[Record excerpts — start]

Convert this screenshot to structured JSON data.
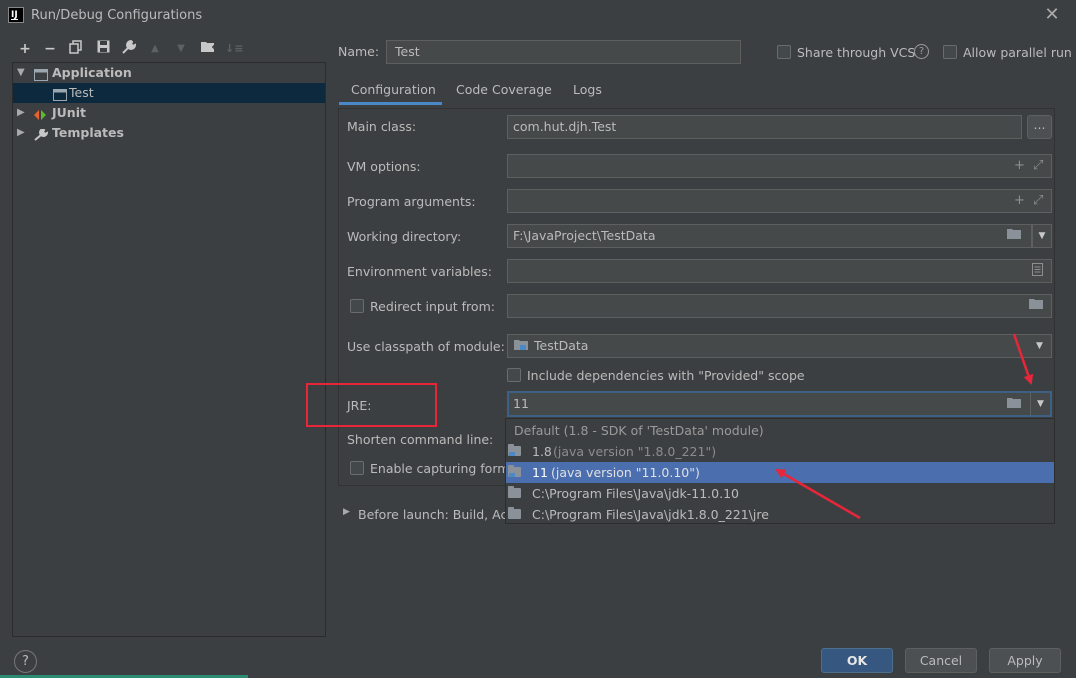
{
  "window": {
    "title": "Run/Debug Configurations",
    "icon_label": "IJ"
  },
  "toolbar": {
    "icons": [
      "add-icon",
      "remove-icon",
      "copy-icon",
      "save-icon",
      "wrench-icon",
      "move-up-icon",
      "move-down-icon",
      "folder-add-icon",
      "sort-icon"
    ]
  },
  "tree": {
    "items": [
      {
        "label": "Application",
        "expanded": true
      },
      {
        "label": "Test",
        "selected": true
      },
      {
        "label": "JUnit",
        "expanded": false
      },
      {
        "label": "Templates",
        "expanded": false
      }
    ]
  },
  "header": {
    "name_label": "Name:",
    "name_value": "Test",
    "share_label": "Share through VCS",
    "share_help": "?",
    "parallel_label": "Allow parallel run"
  },
  "tabs": [
    {
      "label": "Configuration",
      "active": true
    },
    {
      "label": "Code Coverage"
    },
    {
      "label": "Logs"
    }
  ],
  "form": {
    "main_class_label": "Main class:",
    "main_class_value": "com.hut.djh.Test",
    "dots_label": "...",
    "vm_options_label": "VM options:",
    "program_args_label": "Program arguments:",
    "working_dir_label": "Working directory:",
    "working_dir_value": "F:\\JavaProject\\TestData",
    "env_vars_label": "Environment variables:",
    "redirect_label": "Redirect input from:",
    "classpath_label": "Use classpath of module:",
    "classpath_value": "TestData",
    "include_deps_label": "Include dependencies with \"Provided\" scope",
    "jre_label": "JRE:",
    "jre_value": "11",
    "shorten_label": "Shorten command line:",
    "capture_label": "Enable capturing form",
    "before_launch_label": "Before launch: Build, Acti"
  },
  "jre_dropdown": {
    "header": "Default (1.8 - SDK of 'TestData' module)",
    "options": [
      {
        "name": "1.8",
        "detail": "(java version \"1.8.0_221\")",
        "type": "jdk"
      },
      {
        "name": "11",
        "detail": "(java version \"11.0.10\")",
        "type": "jdk",
        "selected": true
      },
      {
        "name": "C:\\Program Files\\Java\\jdk-11.0.10",
        "detail": "",
        "type": "folder"
      },
      {
        "name": "C:\\Program Files\\Java\\jdk1.8.0_221\\jre",
        "detail": "",
        "type": "folder"
      }
    ]
  },
  "footer": {
    "help": "?",
    "ok": "OK",
    "cancel": "Cancel",
    "apply": "Apply"
  },
  "colors": {
    "background": "#3c3f41",
    "selection": "#4b6eaf",
    "tree_selection": "#0d293e",
    "accent_tab": "#4a88c7",
    "annotation_red": "#e8263a"
  }
}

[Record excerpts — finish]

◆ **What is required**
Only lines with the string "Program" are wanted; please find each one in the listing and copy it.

◆ **Response box**
    "program_args_label": "Program arguments:",
        "name": "C:\\Program Files\\Java\\jdk-11.0.10",
        "name": "C:\\Program Files\\Java\\jdk1.8.0_221\\jre",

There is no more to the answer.